Page last updated: March 16, 2018
Page last reviewed: March 16, 2018
Content source: Centers for Disease Control and Prevention
National Center for Emerging and Zoonotic Infectious Diseases (NCEZID)
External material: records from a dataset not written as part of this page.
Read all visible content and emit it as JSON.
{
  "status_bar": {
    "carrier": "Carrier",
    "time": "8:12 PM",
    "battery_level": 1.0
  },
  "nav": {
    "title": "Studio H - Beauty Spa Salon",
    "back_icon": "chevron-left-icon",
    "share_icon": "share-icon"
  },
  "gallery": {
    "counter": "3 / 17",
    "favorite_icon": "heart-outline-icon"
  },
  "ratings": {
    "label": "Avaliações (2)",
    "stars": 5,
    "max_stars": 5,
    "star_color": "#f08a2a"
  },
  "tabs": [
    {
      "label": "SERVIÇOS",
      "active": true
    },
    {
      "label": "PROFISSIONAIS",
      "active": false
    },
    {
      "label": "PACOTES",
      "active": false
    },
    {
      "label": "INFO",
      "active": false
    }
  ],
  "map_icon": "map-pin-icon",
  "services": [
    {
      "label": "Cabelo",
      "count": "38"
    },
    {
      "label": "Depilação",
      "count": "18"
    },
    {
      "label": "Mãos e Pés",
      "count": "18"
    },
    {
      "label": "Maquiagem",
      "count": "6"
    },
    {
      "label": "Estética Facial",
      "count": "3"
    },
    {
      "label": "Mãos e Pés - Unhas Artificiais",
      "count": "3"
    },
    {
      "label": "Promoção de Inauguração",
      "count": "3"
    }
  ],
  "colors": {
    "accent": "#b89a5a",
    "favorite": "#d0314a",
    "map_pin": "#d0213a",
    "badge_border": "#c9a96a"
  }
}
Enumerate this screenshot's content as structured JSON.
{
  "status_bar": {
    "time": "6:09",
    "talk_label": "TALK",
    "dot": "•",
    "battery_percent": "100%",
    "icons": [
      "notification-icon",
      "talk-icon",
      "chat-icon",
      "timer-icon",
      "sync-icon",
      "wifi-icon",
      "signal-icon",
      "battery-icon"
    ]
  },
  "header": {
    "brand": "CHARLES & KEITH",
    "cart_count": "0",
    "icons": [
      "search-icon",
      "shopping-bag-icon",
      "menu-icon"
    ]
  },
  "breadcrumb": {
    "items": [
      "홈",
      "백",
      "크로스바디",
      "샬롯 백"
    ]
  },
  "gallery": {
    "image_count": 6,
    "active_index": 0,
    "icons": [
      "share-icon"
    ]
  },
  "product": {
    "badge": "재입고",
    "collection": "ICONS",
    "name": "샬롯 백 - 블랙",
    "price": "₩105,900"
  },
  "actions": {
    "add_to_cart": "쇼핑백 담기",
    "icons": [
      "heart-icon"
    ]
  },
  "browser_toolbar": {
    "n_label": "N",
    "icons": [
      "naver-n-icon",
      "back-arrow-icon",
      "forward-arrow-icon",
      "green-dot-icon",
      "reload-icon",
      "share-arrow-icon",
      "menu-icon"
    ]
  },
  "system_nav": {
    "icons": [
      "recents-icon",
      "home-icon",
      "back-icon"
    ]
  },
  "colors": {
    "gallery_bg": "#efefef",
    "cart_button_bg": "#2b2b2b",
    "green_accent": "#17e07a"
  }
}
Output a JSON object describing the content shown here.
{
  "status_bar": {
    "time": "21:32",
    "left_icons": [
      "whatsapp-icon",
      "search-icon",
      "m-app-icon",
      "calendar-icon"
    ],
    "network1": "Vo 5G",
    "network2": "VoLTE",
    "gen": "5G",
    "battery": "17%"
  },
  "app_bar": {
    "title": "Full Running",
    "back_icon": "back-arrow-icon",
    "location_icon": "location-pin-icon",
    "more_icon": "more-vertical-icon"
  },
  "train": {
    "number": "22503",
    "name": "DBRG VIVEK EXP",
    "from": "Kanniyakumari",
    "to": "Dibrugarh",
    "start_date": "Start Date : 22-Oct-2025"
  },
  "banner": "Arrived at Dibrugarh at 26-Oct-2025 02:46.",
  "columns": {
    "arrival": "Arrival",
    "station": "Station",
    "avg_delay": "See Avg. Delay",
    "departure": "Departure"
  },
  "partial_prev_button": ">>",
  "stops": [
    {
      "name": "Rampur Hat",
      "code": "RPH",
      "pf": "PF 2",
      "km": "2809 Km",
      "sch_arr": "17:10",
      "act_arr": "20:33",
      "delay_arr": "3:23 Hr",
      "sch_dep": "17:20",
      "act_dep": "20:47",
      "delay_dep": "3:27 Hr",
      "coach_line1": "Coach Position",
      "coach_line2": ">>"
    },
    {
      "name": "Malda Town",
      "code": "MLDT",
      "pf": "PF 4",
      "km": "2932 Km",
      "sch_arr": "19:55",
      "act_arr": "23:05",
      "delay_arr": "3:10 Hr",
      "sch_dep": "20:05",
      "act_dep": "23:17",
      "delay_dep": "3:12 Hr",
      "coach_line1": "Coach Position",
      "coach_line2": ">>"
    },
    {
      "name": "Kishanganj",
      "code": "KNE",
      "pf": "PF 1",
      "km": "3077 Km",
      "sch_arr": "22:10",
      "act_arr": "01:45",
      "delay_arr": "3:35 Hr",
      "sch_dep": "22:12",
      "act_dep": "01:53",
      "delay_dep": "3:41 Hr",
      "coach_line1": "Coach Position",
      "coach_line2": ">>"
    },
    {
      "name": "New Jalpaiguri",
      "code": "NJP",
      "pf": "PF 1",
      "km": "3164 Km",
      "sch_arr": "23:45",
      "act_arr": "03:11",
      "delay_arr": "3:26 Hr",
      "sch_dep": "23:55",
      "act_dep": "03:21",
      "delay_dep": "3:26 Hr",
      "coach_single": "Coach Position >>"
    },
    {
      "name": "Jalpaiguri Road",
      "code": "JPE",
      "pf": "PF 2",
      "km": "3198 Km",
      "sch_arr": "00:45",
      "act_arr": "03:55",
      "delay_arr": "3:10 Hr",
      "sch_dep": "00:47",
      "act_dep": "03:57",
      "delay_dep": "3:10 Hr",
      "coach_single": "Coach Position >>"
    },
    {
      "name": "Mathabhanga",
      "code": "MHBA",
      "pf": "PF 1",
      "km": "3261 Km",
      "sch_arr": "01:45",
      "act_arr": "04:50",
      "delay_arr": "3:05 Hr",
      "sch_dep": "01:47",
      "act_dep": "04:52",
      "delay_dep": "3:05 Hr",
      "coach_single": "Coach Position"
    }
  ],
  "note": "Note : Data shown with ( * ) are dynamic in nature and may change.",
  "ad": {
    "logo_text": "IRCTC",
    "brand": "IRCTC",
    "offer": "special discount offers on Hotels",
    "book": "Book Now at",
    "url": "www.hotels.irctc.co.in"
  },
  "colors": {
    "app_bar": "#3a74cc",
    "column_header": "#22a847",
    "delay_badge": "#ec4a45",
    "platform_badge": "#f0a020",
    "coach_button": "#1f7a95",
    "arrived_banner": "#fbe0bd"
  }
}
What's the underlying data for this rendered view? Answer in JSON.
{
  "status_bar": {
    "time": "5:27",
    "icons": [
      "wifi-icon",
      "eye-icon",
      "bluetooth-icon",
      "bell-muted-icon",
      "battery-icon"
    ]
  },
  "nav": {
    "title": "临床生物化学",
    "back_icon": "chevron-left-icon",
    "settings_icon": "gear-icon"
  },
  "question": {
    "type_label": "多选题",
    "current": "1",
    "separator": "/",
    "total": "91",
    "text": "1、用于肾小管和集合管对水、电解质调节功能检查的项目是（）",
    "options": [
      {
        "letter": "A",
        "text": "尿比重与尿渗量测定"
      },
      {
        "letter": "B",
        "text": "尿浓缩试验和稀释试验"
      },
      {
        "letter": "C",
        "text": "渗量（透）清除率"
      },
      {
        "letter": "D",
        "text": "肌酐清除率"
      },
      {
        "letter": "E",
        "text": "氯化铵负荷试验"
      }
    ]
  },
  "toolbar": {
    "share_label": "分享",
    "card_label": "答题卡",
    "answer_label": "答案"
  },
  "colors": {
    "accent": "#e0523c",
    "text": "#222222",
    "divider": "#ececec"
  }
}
Division of Global Migration and Quarantine (DGMQ)